This is a rush transcript from "Your World," November 2, 2012. This copy may not be in its final form and may be updated.
NEIL CAVUTO, HOST OF "YOUR WORLD": All right, the long gas line, the tempers, the images that will be shown around the world right now are not getting any better. A lot of this could change overnight if we get power back. But even then, I'm told, that is not so instantaneous
So, could that be a problem for a president who said just a couple of days ago, we are on it, we will deal with it, we got it?
Leo Hindery is a big Obama supporter. He's the managing partner over at InterMedia Partners.
What do you think?
LEO HINDERY, MANAGING PARTNER, INTERMEDIA PARTNERS: I think we are in the midst, very early in the midst of a tragedy, an unprecedented moment.
There is no shortage of gasoline. There is a shortage of power. I live in part of Manhattan, Neil, where we have power, and millions of people live a few blocks south of me and have no power.
I think that if this was a Katrina-like response, where there was a visible tragedy, and you didn't see a governor with his hands on the switch, as you saw in Governor Christie or Governor Cuomo here, a president who has marshaled every FEMA resource, I said to you...
CAVUTO: Well, you saw this woman in Staten Island. It is not reaching there.
HINDERY: Well, do think in this...
CAVUTO: And that was the same -- I agree with you. Katrina, the two are night and day.
HINDERY: I would say...
CAVUTO: But if the argument is they are bragging about what they are doing, and help is there, but this woman is saying, no, it is not. I’m not seeing it. My neighbors are not seeing it.
HINDERY: I think the five boroughs of Manhattan -- of New York is a peculiar circumstance.
I don't disagree with that woman that we have been imbalanced here in New York relative to the four boroughs other than Manhattan, where I happen to live and we're sitting here today. But this isn't a macro-political event. Some of the local people will be called out as to whether we have been fairly treated as a region.
CAVUTO: Well, you see it does come back to the issue of -- there is great criticism or tendency to say being proactive doesn't necessarily mean you are being properly reactive, right? It doesn't mean that you are on top of all the little details, that politicians of all persuasions can say one thing and not realize reality is another.
HINDERY: But we have water in our tunnels still. I had trouble getting over here this afternoon for this show.
We are days...
CAVUTO: Well, they had water back in Katrina. They had -- disasters of all sort, each have their own characteristics.
What I'm saying is, it just seems to me that it is a story that isn't being as aggressively reported here as stories have in the past.
HINDERY: Well, because I think FEMA here is a different FEMA than we saw in Katrina.
We saw a different FEMA in Irene a year ago when it also hit the Atlantic Coast. I think judgments should be made whether we are trying to be responsive. I don't think anybody...

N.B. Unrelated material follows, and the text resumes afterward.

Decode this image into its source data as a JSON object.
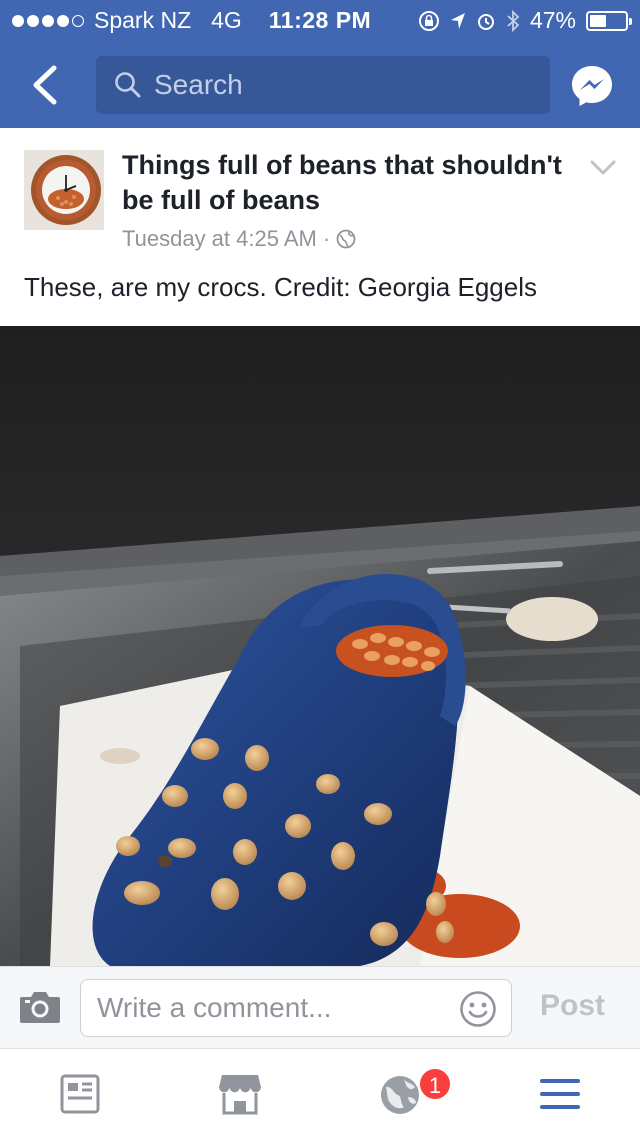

CAVUTO: Well, clearly, this woman was saying no.
I'm not saying there is not some good response. I am just saying we were quick to seize on what happened back in 2005 with Katrina, which was a disaster on many, many levels. We just don't see -- I see in the media the same zeal to be fair here.
HINDERY: What you saw in Katrina, you saw thousands and thousands of impoverished people stuck at the stadium there in New Orleans who simply could not be rescued away.
CAVUTO: I saw one guy getting blamed for it, President Bush.
HINDERY: Standing in line for gasoline where there is no power to fire up that gas station...
CAVUTO: Do you think that there is a double standard applied to President Obama?
HINDERY: Oh, no.
HINDERY: I really don't.
CAVUTO: You can look at say there is no double standard?
HINDERY: No, because I think this is -- again, I think there is a different FEMA under way this president.
CAVUTO: OK. OK. I don't know why you say that.
HINDERY: Well, I don't think there is a double standard. I really don't.
CAVUTO: OK. OK.
HINDERY: Governor Christie, I don't think, believes there is a double standard.
CAVUTO: OK. OK. OK.